Surveyors are a relatively small group in the U.S. and we are guilty of spewing words we use every day but the average customer has no idea what we’re talking about. Below are definitions to some the most commonly used terms.

Anode: The positively charged metal surface and the corroding part of an electrochemical corrosion cell at which the oxidation or loss of electrons occurs. Sacrificial anode or impressed current anode. Also, Sacrificial Anode.

Athwartships: From one side to the other of a vessel at right angles to the keel

Beam: The widest part of the boat athwartships

Bilges: The round areas of the hull between the topsides and the keel.

Bow: The front of the boat

Cavitation: The formation of bubbles on an aerofoil section in areas of reduced pressure. Can occur on heavily loaded ship propellers.

Cavitation Damage: Degradation of metal surfaces, characterized by pitting, in which the pit profile is irregular, occurring when very turbulent fluids are in contact with the metal surface, and associated with the formation and collapse of cavities in the liquid at the solid – liquid interface.

Chine: A boat that has an essentially flat bottom that joins the sides of the boat at a distinct angle is called a chine boat, and the line that the angle forms as viewed from the side is called the chine.

Documentation Number: The USCG documentation number is the official number (ON) of a documented vessel. It stays with the boat for its lifetime. In some states, they allow state registration and federal documentation. Other states, however, do not let vessels to be identified as both a state registered and federally documented.

Floors: Floors don’t have anything to do with the cabin sole. They are the athwartship structural members that connect pairs of frames to each other and to the keel and ballast y means of keel bolts. Floors are perforated with limber hole to let the bilge drain into the sump.

FRP: Fiberglass Reinforced Plastic. The material used to build the majority of boats existing today.

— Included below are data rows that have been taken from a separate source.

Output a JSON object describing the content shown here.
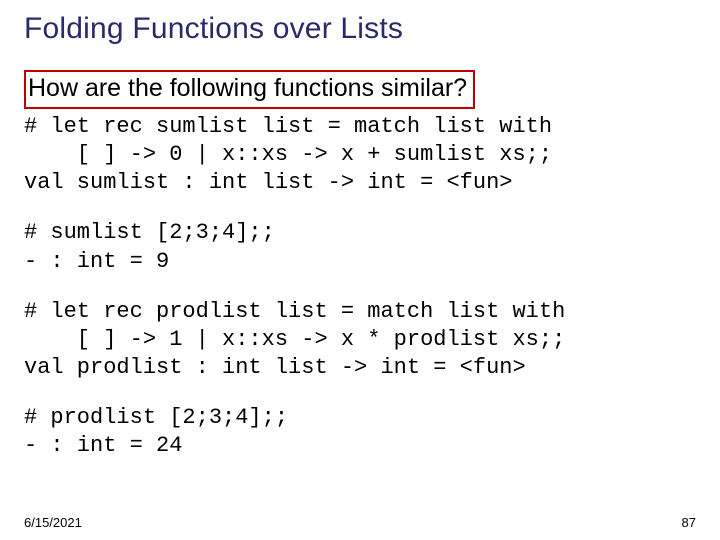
{
  "title": "Folding Functions over Lists",
  "question": "How are the following functions similar?",
  "code1": "# let rec sumlist list = match list with\n    [ ] -> 0 | x::xs -> x + sumlist xs;;\nval sumlist : int list -> int = <fun>",
  "code2": "# sumlist [2;3;4];;\n- : int = 9",
  "code3": "# let rec prodlist list = match list with\n    [ ] -> 1 | x::xs -> x * prodlist xs;;\nval prodlist : int list -> int = <fun>",
  "code4": "# prodlist [2;3;4];;\n- : int = 24",
  "footer": {
    "date": "6/15/2021",
    "page": "87"
  }
}
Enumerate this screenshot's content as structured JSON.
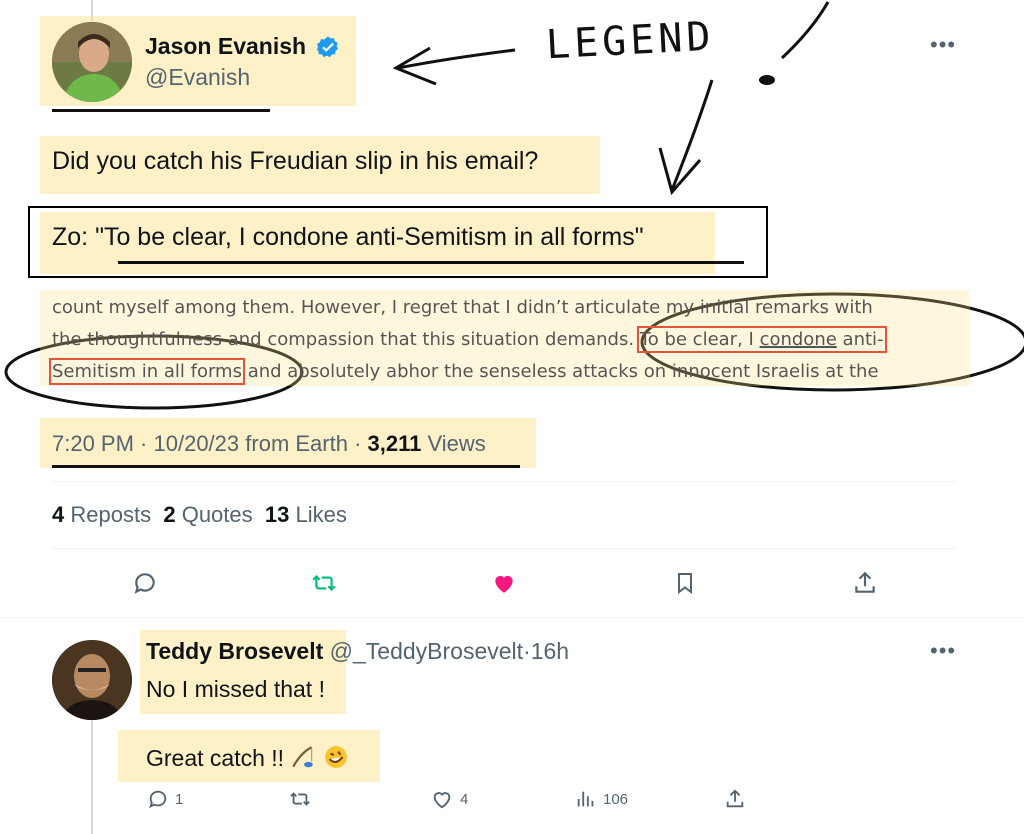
{
  "tweet": {
    "author_name": "Jason Evanish",
    "author_handle": "@Evanish",
    "text": "Did you catch his Freudian slip in his email?",
    "quote_line": "Zo: \"To be clear, I condone anti-Semitism in all forms\"",
    "email_excerpt": {
      "line1": "count myself among them. However, I regret that I didn’t articulate my initial remarks with",
      "line2_a": "the thoughtfulness and compassion that this situation demands. ",
      "line2_b": "To be clear, I ",
      "line2_c": "condone",
      "line2_d": " anti-",
      "line3_a": "Semitism in all forms",
      "line3_b": " and absolutely abhor the senseless attacks on innocent Israelis at the"
    },
    "time": "7:20 PM",
    "date": "10/20/23",
    "source": "from Earth",
    "views_count": "3,211",
    "views_label": "Views",
    "reposts_count": "4",
    "reposts_label": "Reposts",
    "quotes_count": "2",
    "quotes_label": "Quotes",
    "likes_count": "13",
    "likes_label": "Likes"
  },
  "annotation": {
    "legend_text": "LEGEND"
  },
  "reply": {
    "author_name": "Teddy Brosevelt",
    "author_handle": "@_TeddyBrosevelt",
    "age": "16h",
    "line1": "No I missed that !",
    "line2": "Great catch !!",
    "replies_count": "1",
    "likes_count": "4",
    "views_count": "106"
  },
  "colors": {
    "verified": "#1d9bf0",
    "repost_active": "#00ba7c",
    "like_active": "#f91880",
    "highlight": "#ffe082",
    "redbox": "#e2553d"
  },
  "icons": [
    "verified-badge-icon",
    "more-icon",
    "reply-icon",
    "repost-icon",
    "like-icon",
    "bookmark-icon",
    "share-icon",
    "views-icon"
  ]
}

Hull Identification Number (HIN): The Hull Identification Number (Hull ID or HIN) is a serial number assigned by the manufacturer that uniquely identifies a boat, similar to the VIN on an automobile. Hull ID numbers distinguish one vessel from another and help prevent theft. Vessels build on or after November 1, 1972 should have a unique 12-character HIN and should meet one of the approved US Coast Guard formats. Vessels built before November 1, 1972 may have a non-standardized Hull ID format.

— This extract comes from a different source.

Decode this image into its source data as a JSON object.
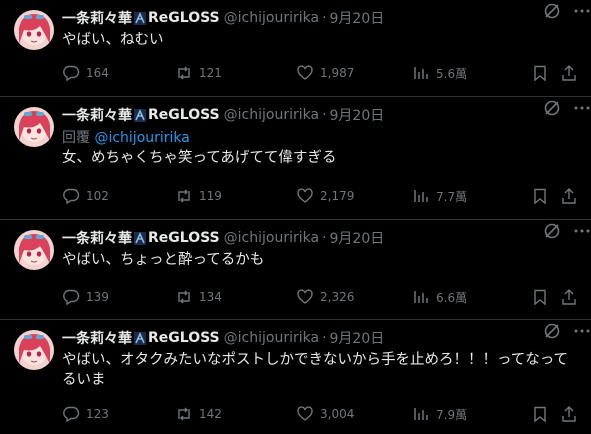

Knee: A short, triangular block of wood used to connect and reinforce two other members of the hull.

Longitudinal Members: The pieces that run fore and aft except the parts that make up the backbone and the planking.

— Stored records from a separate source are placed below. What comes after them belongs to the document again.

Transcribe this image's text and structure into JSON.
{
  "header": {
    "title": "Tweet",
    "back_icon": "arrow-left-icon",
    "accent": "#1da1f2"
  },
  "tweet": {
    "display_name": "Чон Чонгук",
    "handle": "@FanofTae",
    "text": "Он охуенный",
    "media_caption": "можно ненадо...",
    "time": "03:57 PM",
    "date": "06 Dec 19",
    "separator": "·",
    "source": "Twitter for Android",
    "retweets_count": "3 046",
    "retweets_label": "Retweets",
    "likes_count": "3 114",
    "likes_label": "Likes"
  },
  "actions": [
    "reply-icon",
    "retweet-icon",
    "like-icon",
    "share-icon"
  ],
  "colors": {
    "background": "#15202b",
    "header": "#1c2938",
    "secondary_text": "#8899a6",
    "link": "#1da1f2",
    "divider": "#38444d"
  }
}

Latitudinal Members: The pieces that run athwartships

Moisture meter: Used to measure the amount of water within a material sample. This measurement allows the user to discover if the moisture levels are appropriate, or if repairs need to be made.

Phenolic hammer: A plastic hammer used to discover delamination on a hull or deck.

Powers Up: The electrical component showed electrical connection when power was applied. This does not refer to the operation of any system or component unless specifically indicated.

Rubrail: The trim that is mounted on the hull just under the toerail is called the rubrail. Rubrails can also be any longitudinal protective strip of wood mounted on the planking anywhere above the waterline.

Serviceable: Fit for its intended use

Sheer: The upward curvature or angle of a vessel’s deck at the bow or stern.

Stern: The back of the boat

Stringers: Fastened to the inside of the frames and used to stiffen the hull and to carry or distribute the weight of other parts of the hull. They are usually identified by where they’re used or by what they do (bilge stringers, engine stringers, etc.)

Soundings (un)remarkable: When using a phenolic hammer, it produces soundings which are remarkable or unremarkable. “Soundings Remarkable” means the sound produced with the hammer indicates signs of delamination. “Soundings Unremarkable” means the sound produced does not indication delamination.

Subrogation: the right your insurance company holds under your policy — after they’ve paid a covered claim — to request reimbursement from the at-fault party. This reimbursement often comes from the at-fault party’s insurance company.